> [YOUR GOAL]: Although the entries contain pictures, write out only their text, exactly as it stands.

[Stored items]
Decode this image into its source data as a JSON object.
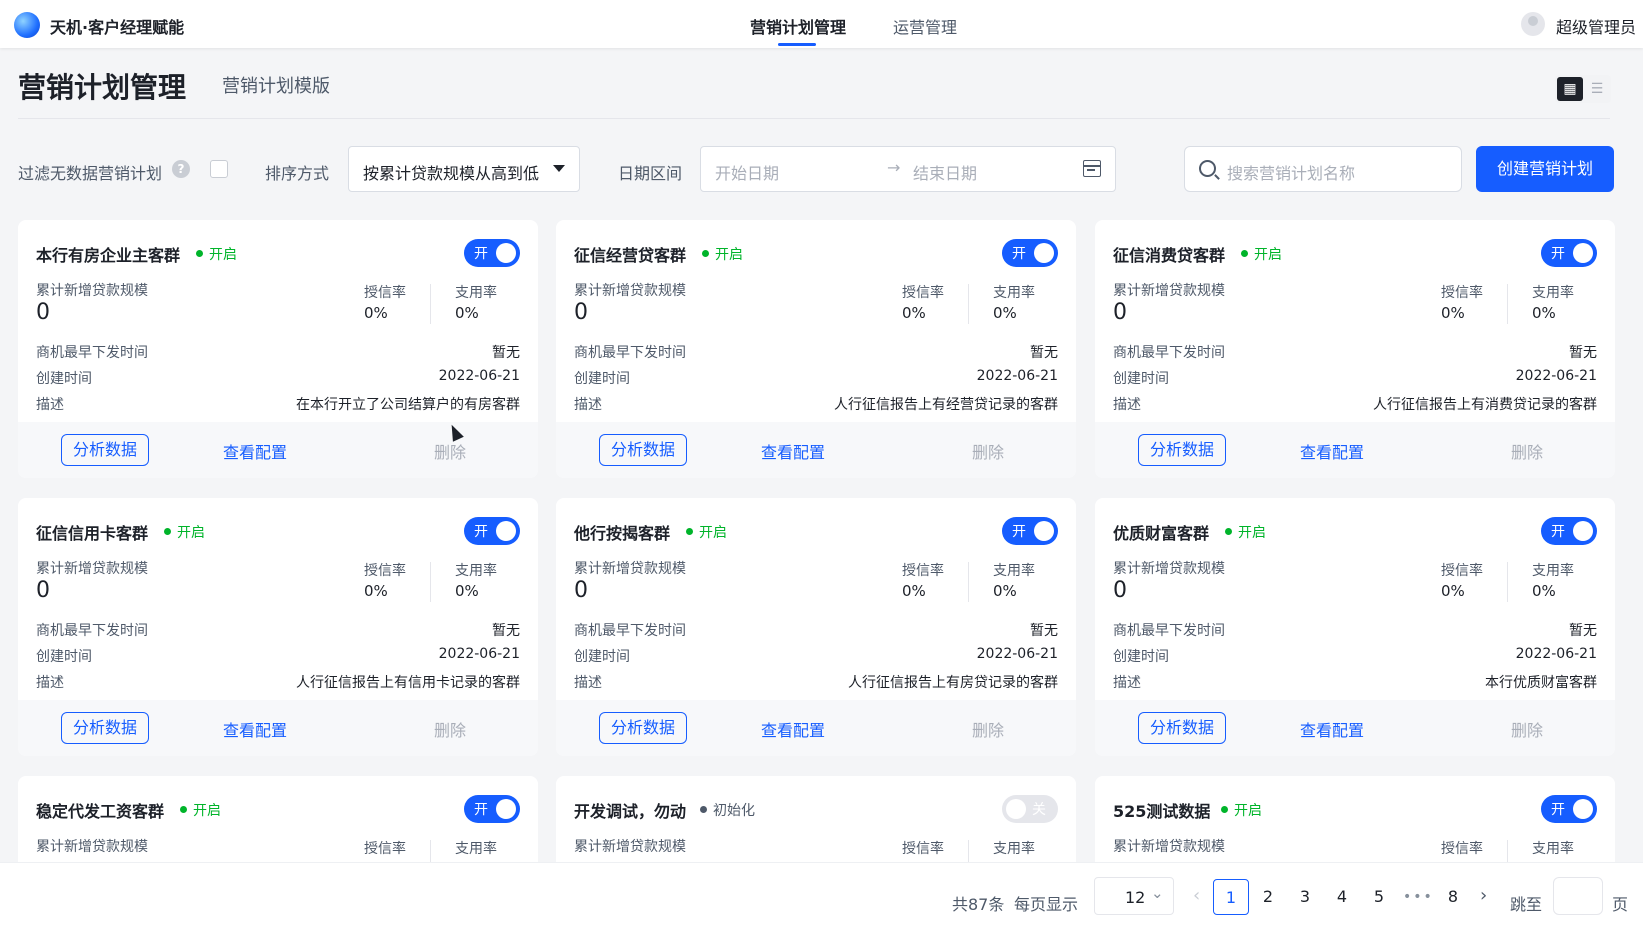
{
  "topbar": {
    "app_name": "天机·客户经理赋能",
    "tabs": [
      {
        "label": "营销计划管理",
        "active": true
      },
      {
        "label": "运营管理",
        "active": false
      }
    ],
    "user": "超级管理员"
  },
  "header": {
    "title": "营销计划管理",
    "subtitle": "营销计划模版",
    "view_icons": [
      "grid-view-icon",
      "list-view-icon"
    ]
  },
  "filters": {
    "filter_empty_label": "过滤无数据营销计划",
    "sort_label": "排序方式",
    "sort_value": "按累计贷款规模从高到低",
    "date_label": "日期区间",
    "date_start_placeholder": "开始日期",
    "date_arrow": "→",
    "date_end_placeholder": "结束日期",
    "search_placeholder": "搜索营销计划名称",
    "create_button": "创建营销计划"
  },
  "card_labels": {
    "loan_scale": "累计新增贷款规模",
    "credit_rate": "授信率",
    "usage_rate": "支用率",
    "earliest_time": "商机最早下发时间",
    "created_time": "创建时间",
    "description": "描述",
    "analyze_button": "分析数据",
    "config_button": "查看配置",
    "delete_button": "删除"
  },
  "cards": [
    {
      "name": "本行有房企业主客群",
      "status": "开启",
      "switch": "开",
      "switch_on": true,
      "loan": "0",
      "credit": "0%",
      "usage": "0%",
      "earliest": "暂无",
      "created": "2022-06-21",
      "desc": "在本行开立了公司结算户的有房客群"
    },
    {
      "name": "征信经营贷客群",
      "status": "开启",
      "switch": "开",
      "switch_on": true,
      "loan": "0",
      "credit": "0%",
      "usage": "0%",
      "earliest": "暂无",
      "created": "2022-06-21",
      "desc": "人行征信报告上有经营贷记录的客群"
    },
    {
      "name": "征信消费贷客群",
      "status": "开启",
      "switch": "开",
      "switch_on": true,
      "loan": "0",
      "credit": "0%",
      "usage": "0%",
      "earliest": "暂无",
      "created": "2022-06-21",
      "desc": "人行征信报告上有消费贷记录的客群"
    },
    {
      "name": "征信信用卡客群",
      "status": "开启",
      "switch": "开",
      "switch_on": true,
      "loan": "0",
      "credit": "0%",
      "usage": "0%",
      "earliest": "暂无",
      "created": "2022-06-21",
      "desc": "人行征信报告上有信用卡记录的客群"
    },
    {
      "name": "他行按揭客群",
      "status": "开启",
      "switch": "开",
      "switch_on": true,
      "loan": "0",
      "credit": "0%",
      "usage": "0%",
      "earliest": "暂无",
      "created": "2022-06-21",
      "desc": "人行征信报告上有房贷记录的客群"
    },
    {
      "name": "优质财富客群",
      "status": "开启",
      "switch": "开",
      "switch_on": true,
      "loan": "0",
      "credit": "0%",
      "usage": "0%",
      "earliest": "暂无",
      "created": "2022-06-21",
      "desc": "本行优质财富客群"
    },
    {
      "name": "稳定代发工资客群",
      "status": "开启",
      "switch": "开",
      "switch_on": true
    },
    {
      "name": "开发调试，勿动",
      "status": "初始化",
      "switch": "关",
      "switch_on": false
    },
    {
      "name": "525测试数据",
      "status": "开启",
      "switch": "开",
      "switch_on": true
    }
  ],
  "pagination": {
    "total": "共87条",
    "per_page_label": "每页显示",
    "per_page_value": "12",
    "pages": [
      "1",
      "2",
      "3",
      "4",
      "5",
      "8"
    ],
    "current": "1",
    "ellipsis": "•••",
    "jump_label": "跳至",
    "page_suffix": "页"
  }
}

> [RESULT]:
Decode this image into its source data as a JSON object.
{
  "topbar": {
    "app_name": "天机·客户经理赋能",
    "tabs": [
      {
        "label": "营销计划管理",
        "active": true
      },
      {
        "label": "运营管理",
        "active": false
      }
    ],
    "user": "超级管理员"
  },
  "header": {
    "title": "营销计划管理",
    "subtitle": "营销计划模版",
    "view_icons": [
      "grid-view-icon",
      "list-view-icon"
    ]
  },
  "filters": {
    "filter_empty_label": "过滤无数据营销计划",
    "sort_label": "排序方式",
    "sort_value": "按累计贷款规模从高到低",
    "date_label": "日期区间",
    "date_start_placeholder": "开始日期",
    "date_arrow": "→",
    "date_end_placeholder": "结束日期",
    "search_placeholder": "搜索营销计划名称",
    "create_button": "创建营销计划"
  },
  "card_labels": {
    "loan_scale": "累计新增贷款规模",
    "credit_rate": "授信率",
    "usage_rate": "支用率",
    "earliest_time": "商机最早下发时间",
    "created_time": "创建时间",
    "description": "描述",
    "analyze_button": "分析数据",
    "config_button": "查看配置",
    "delete_button": "删除"
  },
  "cards": [
    {
      "name": "本行有房企业主客群",
      "status": "开启",
      "switch": "开",
      "switch_on": true,
      "loan": "0",
      "credit": "0%",
      "usage": "0%",
      "earliest": "暂无",
      "created": "2022-06-21",
      "desc": "在本行开立了公司结算户的有房客群"
    },
    {
      "name": "征信经营贷客群",
      "status": "开启",
      "switch": "开",
      "switch_on": true,
      "loan": "0",
      "credit": "0%",
      "usage": "0%",
      "earliest": "暂无",
      "created": "2022-06-21",
      "desc": "人行征信报告上有经营贷记录的客群"
    },
    {
      "name": "征信消费贷客群",
      "status": "开启",
      "switch": "开",
      "switch_on": true,
      "loan": "0",
      "credit": "0%",
      "usage": "0%",
      "earliest": "暂无",
      "created": "2022-06-21",
      "desc": "人行征信报告上有消费贷记录的客群"
    },
    {
      "name": "征信信用卡客群",
      "status": "开启",
      "switch": "开",
      "switch_on": true,
      "loan": "0",
      "credit": "0%",
      "usage": "0%",
      "earliest": "暂无",
      "created": "2022-06-21",
      "desc": "人行征信报告上有信用卡记录的客群"
    },
    {
      "name": "他行按揭客群",
      "status": "开启",
      "switch": "开",
      "switch_on": true,
      "loan": "0",
      "credit": "0%",
      "usage": "0%",
      "earliest": "暂无",
      "created": "2022-06-21",
      "desc": "人行征信报告上有房贷记录的客群"
    },
    {
      "name": "优质财富客群",
      "status": "开启",
      "switch": "开",
      "switch_on": true,
      "loan": "0",
      "credit": "0%",
      "usage": "0%",
      "earliest": "暂无",
      "created": "2022-06-21",
      "desc": "本行优质财富客群"
    },
    {
      "name": "稳定代发工资客群",
      "status": "开启",
      "switch": "开",
      "switch_on": true
    },
    {
      "name": "开发调试，勿动",
      "status": "初始化",
      "switch": "关",
      "switch_on": false
    },
    {
      "name": "525测试数据",
      "status": "开启",
      "switch": "开",
      "switch_on": true
    }
  ],
  "pagination": {
    "total": "共87条",
    "per_page_label": "每页显示",
    "per_page_value": "12",
    "pages": [
      "1",
      "2",
      "3",
      "4",
      "5",
      "8"
    ],
    "current": "1",
    "ellipsis": "•••",
    "jump_label": "跳至",
    "page_suffix": "页"
  }
}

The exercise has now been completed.